Cost is a big barrier for anyone hoping to attend a top business school. The price-tag of an MBA at an elite school can be up to $100,000 per year, once tuition, living, travel and other expenses are totted up.
“Value for money is a big concern,” says Michelle Sisto, director of the Global MBA at EDHEC Business School in France.
As a result, 51% of MBA students will use loans this year, according to data from the Graduate Management Admissions Council. But since the financial crisis, banks have curtailed international lending.
MBAs are instead turning to slick online platforms that offer postgraduate loans.
Fintech companies such as Prodigy Finance, CommonBond, and Prosper have gained a toe-hold in the student loans market by offering cheaper rates and faster access to loans than large lenders.
“We have a good number of students who take up Prodigy loans,” says Conrad Chua, head of MBA admissions at the UK’s Cambridge Judge Business School.
Below, BusinessBecause explores three fintech platforms offering MBAs online loans.
Prodigy Finance offers loans to students at a slew of leading business schools, such as Stanford, Wharton, Oxford Saïd and INSEAD. Students can apply online in 30 minutes and loan decisions are made in five days. Rates vary. At IMD, they’re 5.25%-8.5%. At INSEAD, 5.25%-7.5%. There’s a six-month grace period.
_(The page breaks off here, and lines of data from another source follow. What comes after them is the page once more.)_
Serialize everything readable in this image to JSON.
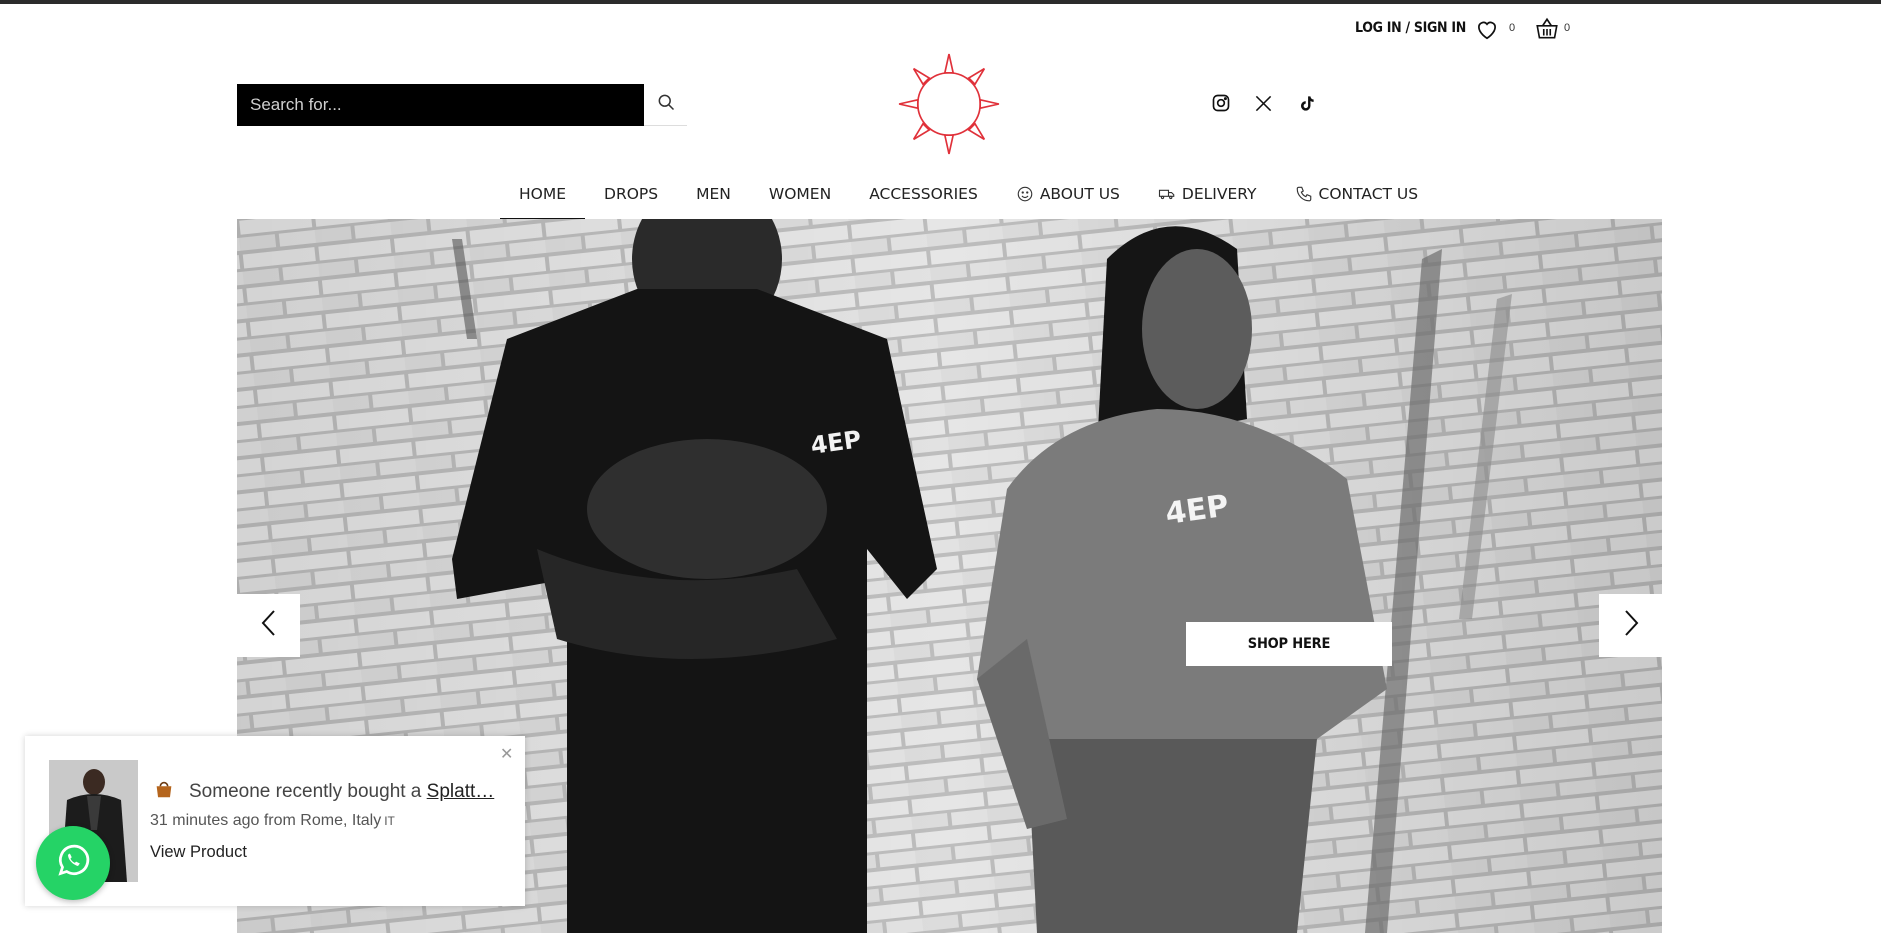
{
  "utility": {
    "login_label": "LOG IN / SIGN IN",
    "wishlist_count": "0",
    "cart_count": "0"
  },
  "search": {
    "placeholder": "Search for..."
  },
  "social": [
    "instagram-icon",
    "x-icon",
    "tiktok-icon"
  ],
  "nav": {
    "items": [
      {
        "label": "HOME",
        "active": true
      },
      {
        "label": "DROPS"
      },
      {
        "label": "MEN"
      },
      {
        "label": "WOMEN"
      },
      {
        "label": "ACCESSORIES"
      },
      {
        "label": "ABOUT US",
        "icon": "smiley-icon"
      },
      {
        "label": "DELIVERY",
        "icon": "truck-icon"
      },
      {
        "label": "CONTACT US",
        "icon": "phone-icon"
      }
    ]
  },
  "hero": {
    "cta_label": "SHOP HERE",
    "shirt_logo": "4EP"
  },
  "popup": {
    "message": "Someone recently bought a ",
    "product_link": "Splatt…",
    "time_location": "31 minutes ago from Rome, Italy",
    "country_code": "IT",
    "view_label": "View Product"
  },
  "colors": {
    "logo_red": "#e0313a",
    "whatsapp_green": "#25d366",
    "search_bg": "#000000"
  }
}
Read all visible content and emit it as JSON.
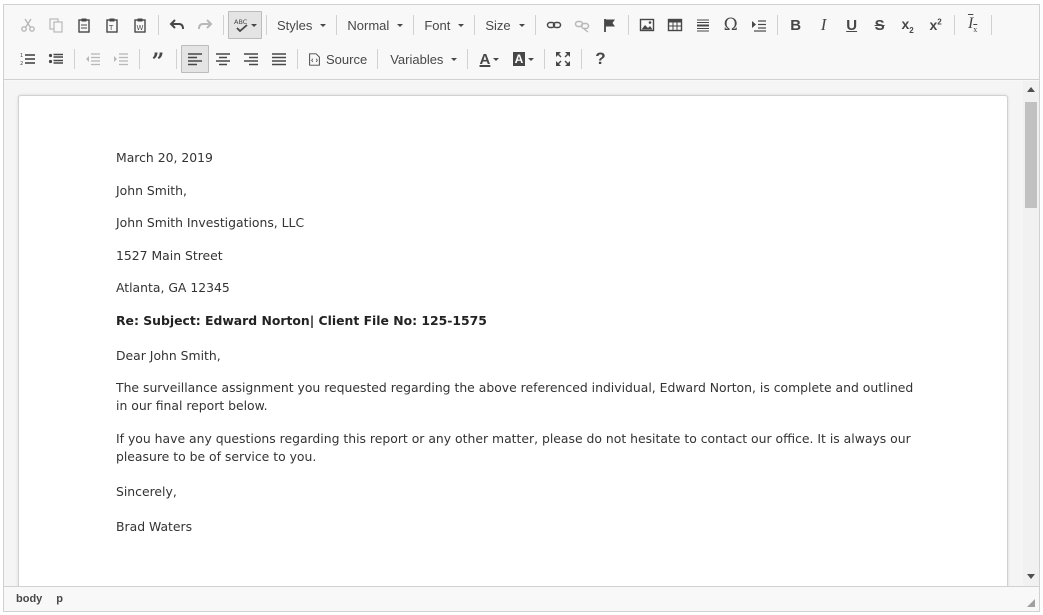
{
  "toolbar": {
    "row1": {
      "styles_label": "Styles",
      "format_label": "Normal",
      "font_label": "Font",
      "size_label": "Size"
    },
    "row2": {
      "source_label": "Source",
      "variables_label": "Variables"
    }
  },
  "document": {
    "date": "March 20, 2019",
    "recipient_name": "John Smith,",
    "recipient_company": "John Smith Investigations, LLC",
    "recipient_street": "1527 Main Street",
    "recipient_city": "Atlanta, GA 12345",
    "subject_line": "Re: Subject: Edward Norton| Client File No: 125-1575",
    "salutation": "Dear John Smith,",
    "paragraph1": "The surveillance assignment you requested regarding the above referenced individual, Edward Norton, is complete and outlined in our final report below.",
    "paragraph2": "If you have any questions regarding this report or any other matter, please do not hesitate to contact our office. It is always our pleasure to be of service to you.",
    "closing": "Sincerely,",
    "signature": "Brad Waters"
  },
  "statusbar": {
    "path": [
      "body",
      "p"
    ]
  },
  "icons": {
    "cut": "cut-icon",
    "copy": "copy-icon",
    "paste": "paste-icon",
    "paste_text": "paste-text-icon",
    "paste_word": "paste-word-icon",
    "undo": "undo-icon",
    "redo": "redo-icon",
    "spellcheck": "spellcheck-icon",
    "link": "link-icon",
    "unlink": "unlink-icon",
    "anchor": "anchor-flag-icon",
    "image": "image-icon",
    "table": "table-icon",
    "hr": "horizontal-line-icon",
    "special_char": "omega-icon",
    "page_break": "page-break-icon",
    "bold": "bold-icon",
    "italic": "italic-icon",
    "underline": "underline-icon",
    "strike": "strikethrough-icon",
    "subscript": "subscript-icon",
    "superscript": "superscript-icon",
    "remove_format": "remove-format-icon",
    "numbered_list": "numbered-list-icon",
    "bulleted_list": "bulleted-list-icon",
    "outdent": "outdent-icon",
    "indent": "indent-icon",
    "blockquote": "blockquote-icon",
    "align_left": "align-left-icon",
    "align_center": "align-center-icon",
    "align_right": "align-right-icon",
    "justify": "justify-icon",
    "source": "source-icon",
    "text_color": "text-color-icon",
    "bg_color": "background-color-icon",
    "maximize": "maximize-icon",
    "help": "help-icon"
  },
  "colors": {
    "toolbar_bg": "#f8f8f8",
    "border": "#d1d1d1",
    "icon": "#474747",
    "icon_disabled": "#b8b8b8",
    "text": "#333333"
  }
}
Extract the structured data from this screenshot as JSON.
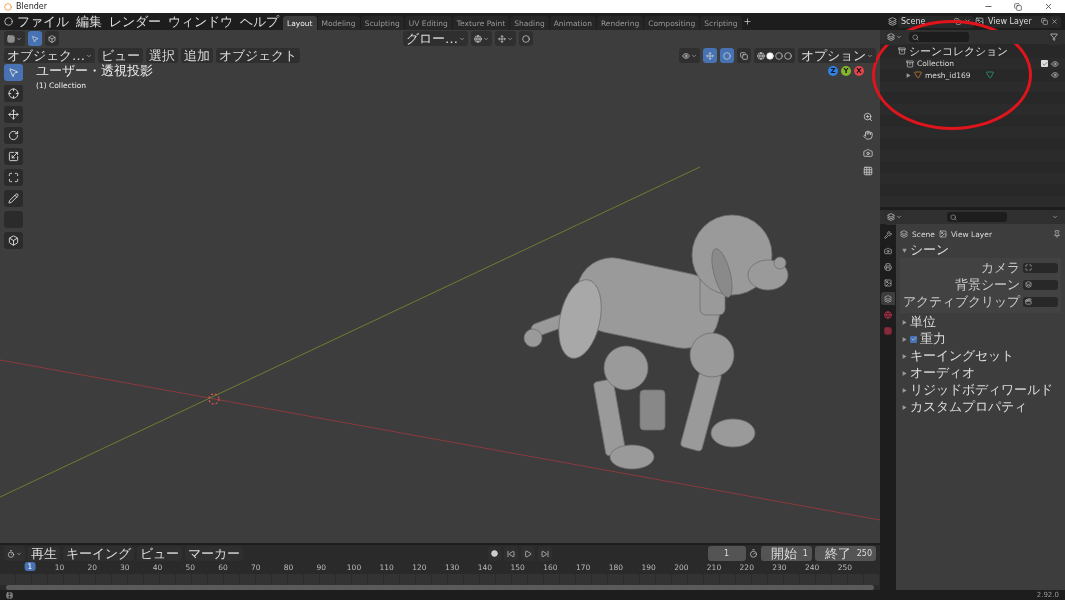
{
  "window": {
    "title": "Blender"
  },
  "menus": [
    "ファイル",
    "編集",
    "レンダー",
    "ウィンドウ",
    "ヘルプ"
  ],
  "workspaces": [
    {
      "label": "Layout",
      "selected": true
    },
    {
      "label": "Modeling",
      "selected": false
    },
    {
      "label": "Sculpting",
      "selected": false
    },
    {
      "label": "UV Editing",
      "selected": false
    },
    {
      "label": "Texture Paint",
      "selected": false
    },
    {
      "label": "Shading",
      "selected": false
    },
    {
      "label": "Animation",
      "selected": false
    },
    {
      "label": "Rendering",
      "selected": false
    },
    {
      "label": "Compositing",
      "selected": false
    },
    {
      "label": "Scripting",
      "selected": false
    }
  ],
  "scene": "Scene",
  "view_layer": "View Layer",
  "viewport": {
    "transform": "グロー…",
    "options": "オプション",
    "mode": "オブジェク…",
    "menus": [
      "ビュー",
      "選択",
      "追加",
      "オブジェクト"
    ],
    "view_name": "ユーザー・透視投影",
    "collection": "(1) Collection",
    "gizmo": [
      "Z",
      "Y",
      "X"
    ],
    "tools": [
      {
        "kind": "select",
        "selected": true
      },
      {
        "kind": "cursor",
        "selected": false
      },
      {
        "kind": "move",
        "selected": false
      },
      {
        "kind": "rotate",
        "selected": false
      },
      {
        "kind": "scale",
        "selected": false
      },
      {
        "kind": "transform",
        "selected": false
      },
      {
        "kind": "annotate",
        "selected": false
      },
      {
        "kind": "measure",
        "selected": false
      },
      {
        "kind": "add-cube",
        "selected": false
      }
    ]
  },
  "outliner": {
    "items": [
      {
        "label": "シーンコレクション",
        "kind": "scene-collection",
        "children": [
          {
            "label": "Collection",
            "kind": "collection",
            "checked": true
          },
          {
            "label": "mesh_id169",
            "kind": "mesh",
            "expanded": false
          }
        ]
      }
    ]
  },
  "properties": {
    "breadcrumb": [
      "Scene",
      "View Layer"
    ],
    "section": {
      "label": "シーン",
      "expanded": true,
      "fields": [
        {
          "label": "カメラ",
          "kind": "camera"
        },
        {
          "label": "背景シーン",
          "kind": "scene"
        },
        {
          "label": "アクティブクリップ",
          "kind": "clip"
        }
      ]
    },
    "panels": [
      {
        "label": "単位",
        "kind": "plain",
        "expanded": false
      },
      {
        "label": "重力",
        "kind": "checkbox",
        "checked": true,
        "expanded": false
      },
      {
        "label": "キーイングセット",
        "kind": "plain",
        "expanded": false
      },
      {
        "label": "オーディオ",
        "kind": "plain",
        "expanded": false
      },
      {
        "label": "リジッドボディワールド",
        "kind": "plain",
        "expanded": false
      },
      {
        "label": "カスタムプロパティ",
        "kind": "plain",
        "expanded": false
      }
    ]
  },
  "timeline": {
    "menus": [
      "再生",
      "キーイング",
      "ビュー",
      "マーカー"
    ],
    "frame": "1",
    "start_label": "開始",
    "start": "1",
    "end_label": "終了",
    "end": "250",
    "current_frame": "1",
    "ticks": [
      "10",
      "20",
      "30",
      "40",
      "50",
      "60",
      "70",
      "80",
      "90",
      "100",
      "110",
      "120",
      "130",
      "140",
      "150",
      "160",
      "170",
      "180",
      "190",
      "200",
      "210",
      "220",
      "230",
      "240",
      "250"
    ]
  },
  "status_bar": {
    "version": "2.92.0"
  }
}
Prodigy was founded in 2007 by three INSEAD MBAs who struggled to get funding. “Affording school can be a huge barrier to a lot of students,” says Zach Hirshfeld, US student relations manager at the company. Prodigy has since processed more than $140 million in loans. It has funded around 4,300 students from 115 nationalities.
The company operates through a listed bond program: investors buy a stake in an asset-backed bond, supporting a group of students, rather than offering credit to individual borrowers. Its repayment rate is in excess of 99%.
CommonBond, founded by Wharton MBAs, lends to students enrolled in certain MBA programs in the US. Last year, it expanded its student loan refinancing program from 200 to more than 2,000 universities.
“I personally faced the painful process of taking out student loans to fund my business school degree at Wharton, and have been fixated on creating a better experience,” says David Klein, CEO and co-founder of CommonBond.
The company claims MBA borrowers can save $10,000 on their student loan compared to a federal loan. Because CommonBond looks beyond credit score, it says it provides lower interest rates than banks. The 10-year fixed rates is 6.05%. There’s a six month grace period.
The money borrowed by students has been raised via crowdfunding — with alumni as investors — and also from institutional investors.
SoFi offers loans to MBAs who are US citizens or permanent residents at 25 business schools, including Harvard and MIT Sloan. The minimum loan amount is $10,000 and the maximum loan amount is a school’s Cost of Attendance, which includes tuition, books, and certain qualifying expenses, and varies from school to school.
Fixed rates range from 6.50% APR to 6.99% APR. SoFi also offers a six month grace period.
The company was founded in 2011 by three Stanford business school students. It has a socially responsible investment slant. “Student debt has reached crisis proportions in this country, and borrowers — especially millennials — are struggling to repay their loans,” says Catesby Perrin, head of business development at SoFi. SoFi was the first marketplace lender to reach $6 billion in funded loans, last year.